I think I would be happy in that place I happen not to be, and this question of moving house is the subject of a perpetual dialog I have with my soul. Charles Baudelaire
There are days when I want to not be where I am. And when I am unsure if there really exists an alternative place to be. When I want to escape somewhere where no one can find me. A non-existent island paradise under scorching sun, with no phones, no internet, no memories and no ties. An island unknown to any map, the one that planes and ships won't reach...maybe somewhere right in the middle of the Bermuda triangle. There are days when I realize that there is no escape other than by means of olfactory daydreaming.
And this is where the languid otherworldliness of Mahora comes in. My island where no one can get me would smell like that, of sweet, creamy white flowers larger than life: of ylang, tuberose and jasmine. It would smell of ripe oranges and peaches, of sinfully thick vanilla... Mahora's unpopularity and it's "heavy, heady, overwhelming" reputation puzzle me. I find it immensely beautiful, perhaps intense but also soft and soothing. Comforting in a way that tuberose can be sometimes, warmly, envelopingly maternal....a quality you wouldn't expect from such a femme fatale flower. The honeyed citrusy beginning is particularly tender, a mouthwatering tropical skin scent. After a while the fragrance does explode on my skin like a firework of thousand white petals...but the floral abundance is rendered so harmoniously here, it does not numb the senses, instead, it soothes and at the same time excites them. The drydown has the coconutty sweetness of tanned skin polished by the sea and passionately kissed by the sun...When I wear Mahora, I am Girl Friday to no Robinson, on an island that no one will ever find, hard as they try.

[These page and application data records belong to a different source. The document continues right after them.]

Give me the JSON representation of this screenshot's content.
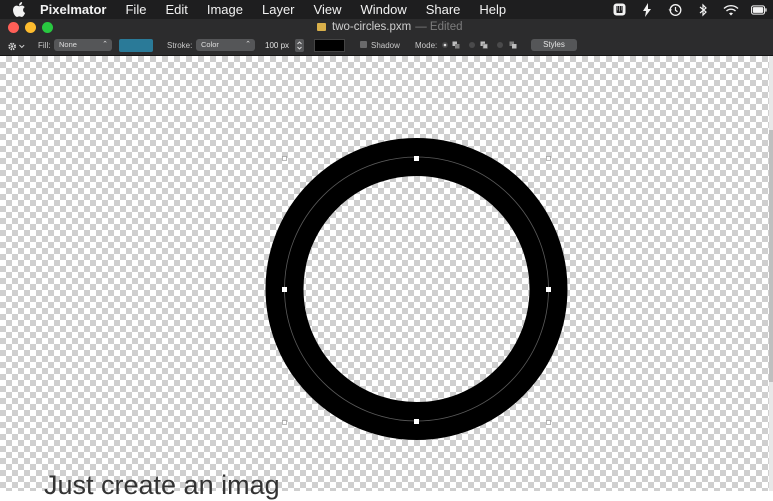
{
  "menubar": {
    "app_name": "Pixelmator",
    "items": [
      "File",
      "Edit",
      "Image",
      "Layer",
      "View",
      "Window",
      "Share",
      "Help"
    ]
  },
  "status_icons": [
    "sync-app-icon",
    "bolt-icon",
    "time-machine-icon",
    "bluetooth-icon",
    "wifi-icon",
    "battery-icon"
  ],
  "window": {
    "document_name": "two-circles.pxm",
    "document_state": "— Edited"
  },
  "toolbar": {
    "fill_label": "Fill:",
    "fill_value": "None",
    "fill_color": "#2a7a98",
    "stroke_label": "Stroke:",
    "stroke_value": "Color",
    "stroke_width": "100 px",
    "stroke_color": "#000000",
    "shadow_label": "Shadow",
    "mode_label": "Mode:",
    "styles_label": "Styles"
  },
  "canvas": {
    "background_text": "Just create an imag"
  }
}
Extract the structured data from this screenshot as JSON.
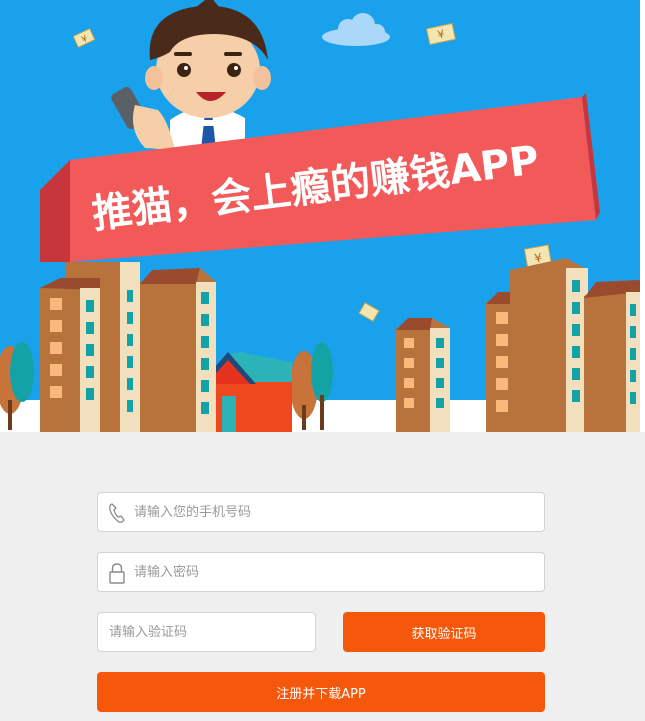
{
  "banner": {
    "slogan": "推猫，会上瘾的赚钱APP",
    "colors": {
      "sky": "#1aa1ec",
      "ribbon": "#f25a5a",
      "ribbon_dark": "#c7363d",
      "building": "#b8733d",
      "building_light": "#f1dfbd",
      "window": "#13a3a6"
    }
  },
  "form": {
    "phone": {
      "placeholder": "请输入您的手机号码",
      "icon": "phone-icon"
    },
    "password": {
      "placeholder": "请输入密码",
      "icon": "lock-icon"
    },
    "code": {
      "placeholder": "请输入验证码"
    },
    "get_code_label": "获取验证码",
    "submit_label": "注册并下载APP",
    "accent": "#f5580a"
  }
}
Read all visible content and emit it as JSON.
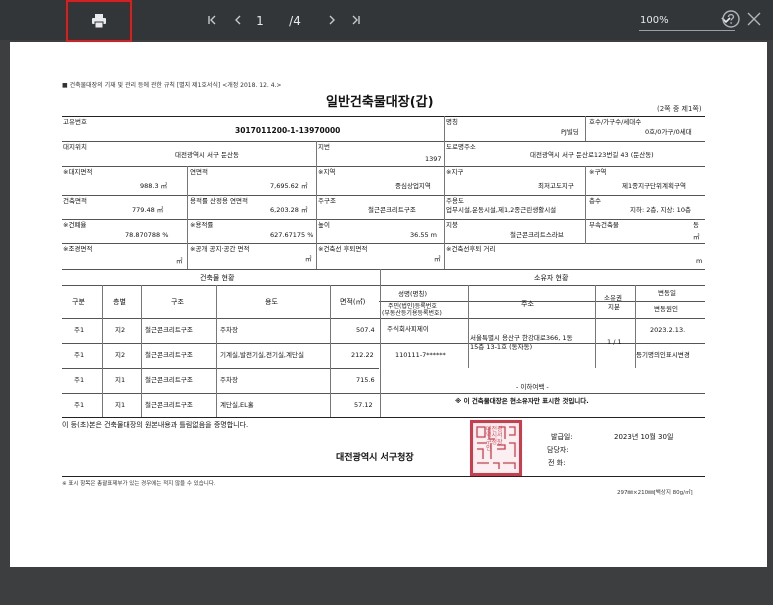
{
  "toolbar": {
    "page_current": "1",
    "page_total": "/4",
    "zoom": "100%",
    "icons": [
      "print-icon",
      "first-page-icon",
      "prev-page-icon",
      "next-page-icon",
      "last-page-icon",
      "zoom-dropdown-icon",
      "help-icon",
      "close-icon"
    ]
  },
  "doc": {
    "rule_ref": "■ 건축물대장의 기재 및 관리 등에 관한 규칙 [별지 제1호서식] <개정 2018. 12. 4.>",
    "title": "일반건축물대장(갑)",
    "page_of": "(2쪽 중 제1쪽)",
    "row1": {
      "id_label": "고유번호",
      "id_value": "3017011200-1-13970000",
      "name_label": "명칭",
      "name_value": "PJ빌딩",
      "units_label": "호수/가구수/세대수",
      "units_value": "0호/0가구/0세대"
    },
    "row2": {
      "site_label": "대지위치",
      "site_value": "대전광역시 서구 둔산동",
      "lot_label": "지번",
      "lot_value": "1397",
      "road_label": "도로명주소",
      "road_value": "대전광역시 서구 둔산로123번길 43 (둔산동)"
    },
    "row3": {
      "land_area_label": "※대지면적",
      "land_area_value": "988.3 ㎡",
      "floor_area_label": "연면적",
      "floor_area_value": "7,695.62 ㎡",
      "zone_label": "※지역",
      "zone_value": "중심상업지역",
      "district_label": "※지구",
      "district_value": "최저고도지구",
      "area_label": "※구역",
      "area_value": "제1종지구단위계획구역"
    },
    "row4": {
      "bldg_area_label": "건축면적",
      "bldg_area_value": "779.48 ㎡",
      "far_area_label": "용적률 산정용 연면적",
      "far_area_value": "6,203.28 ㎡",
      "structure_label": "주구조",
      "structure_value": "철근콘크리트구조",
      "use_label": "주용도",
      "use_value": "업무시설,운동시설,제1,2종근린생활시설",
      "floors_label": "층수",
      "floors_value": "지하: 2층, 지상: 10층"
    },
    "row5": {
      "bcr_label": "※건폐율",
      "bcr_value": "78.870788 %",
      "far_label": "※용적률",
      "far_value": "627.67175 %",
      "height_label": "높이",
      "height_value": "36.55 m",
      "roof_label": "지붕",
      "roof_value": "철근콘크리트스라브",
      "annex_label": "부속건축물",
      "annex_value": "동",
      "annex_unit": "㎡"
    },
    "row6": {
      "landscape_label": "※조경면적",
      "landscape_unit": "㎡",
      "public_label": "※공개 공지·공간 면적",
      "public_unit": "㎡",
      "setback_area_label": "※건축선 후퇴면적",
      "setback_area_unit": "㎡",
      "setback_dist_label": "※건축선후퇴 거리",
      "setback_dist_unit": "m"
    },
    "building_status": {
      "header": "건축물 현황",
      "columns": [
        "구분",
        "층별",
        "구조",
        "용도",
        "면적(㎡)"
      ],
      "rows": [
        {
          "kind": "주1",
          "floor": "지2",
          "structure": "철근콘크리트구조",
          "use": "주차장",
          "area": "507.4"
        },
        {
          "kind": "주1",
          "floor": "지2",
          "structure": "철근콘크리트구조",
          "use": "기계실,발전기실,전기실,계단실",
          "area": "212.22"
        },
        {
          "kind": "주1",
          "floor": "지1",
          "structure": "철근콘크리트구조",
          "use": "주차장",
          "area": "715.6"
        },
        {
          "kind": "주1",
          "floor": "지1",
          "structure": "철근콘크리트구조",
          "use": "계단실,EL홀",
          "area": "57.12"
        }
      ]
    },
    "owner_status": {
      "header": "소유자 현황",
      "name_header": "성명(명칭)",
      "reg_header_1": "주민(법인)등록번호",
      "reg_header_2": "(부동산등기용등록번호)",
      "address_header": "주소",
      "share_header_1": "소유권",
      "share_header_2": "지분",
      "change_date_header": "변동일",
      "change_reason_header": "변동원인",
      "owner_name": "주식회사피제이",
      "owner_reg": "110111-7******",
      "owner_address_1": "서울특별시 용산구 한강대로366, 1동",
      "owner_address_2": "15층 13-1호 (동자동)",
      "owner_share": "1 / 1",
      "change_date": "2023.2.13.",
      "change_reason": "등기명의인표시변경",
      "below": "- 이하여백 -",
      "note": "※ 이 건축물대장은 현소유자만 표시한 것입니다."
    },
    "certify": "이 등(초)본은 건축물대장의 원본내용과 틀림없음을 증명합니다.",
    "issuer": "대전광역시 서구청장",
    "issue_date_label": "발급일:",
    "issue_date": "2023년 10월 30일",
    "staff_label": "담당자:",
    "phone_label": "전  화:",
    "seal_text": "대전광역시서구청장인",
    "footnote": "※ 표시 항목은 총괄표제부가 있는 경우에는 적지 않을 수 있습니다.",
    "paper_size": "297㎜×210㎜[백상지 80g/㎡]"
  }
}
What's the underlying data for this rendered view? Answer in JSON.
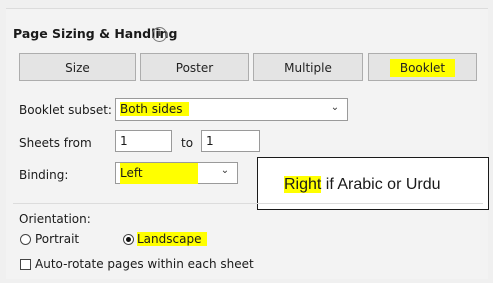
{
  "section": {
    "title": "Page Sizing & Handling",
    "info_icon": "info-icon"
  },
  "mode_buttons": [
    {
      "label": "Size"
    },
    {
      "label": "Poster"
    },
    {
      "label": "Multiple"
    },
    {
      "label": "Booklet",
      "selected": true
    }
  ],
  "booklet_subset": {
    "label": "Booklet subset:",
    "value": "Both sides"
  },
  "sheets": {
    "label": "Sheets from",
    "from_value": "1",
    "to_label": "to",
    "to_value": "1"
  },
  "binding": {
    "label": "Binding:",
    "value": "Left"
  },
  "note": {
    "highlight": "Right",
    "text": " if Arabic or Urdu"
  },
  "orientation": {
    "label": "Orientation:",
    "portrait_label": "Portrait",
    "landscape_label": "Landscape",
    "selected": "Landscape"
  },
  "auto_rotate": {
    "label": "Auto-rotate pages within each sheet",
    "checked": false
  },
  "colors": {
    "highlight": "#ffff00",
    "panel_bg": "#f3f3f3",
    "button_bg": "#e4e4e4"
  }
}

Mahora is available at PerfumeMart, $29.80-$54.75.
The photo is by Ellen Von Unwerth.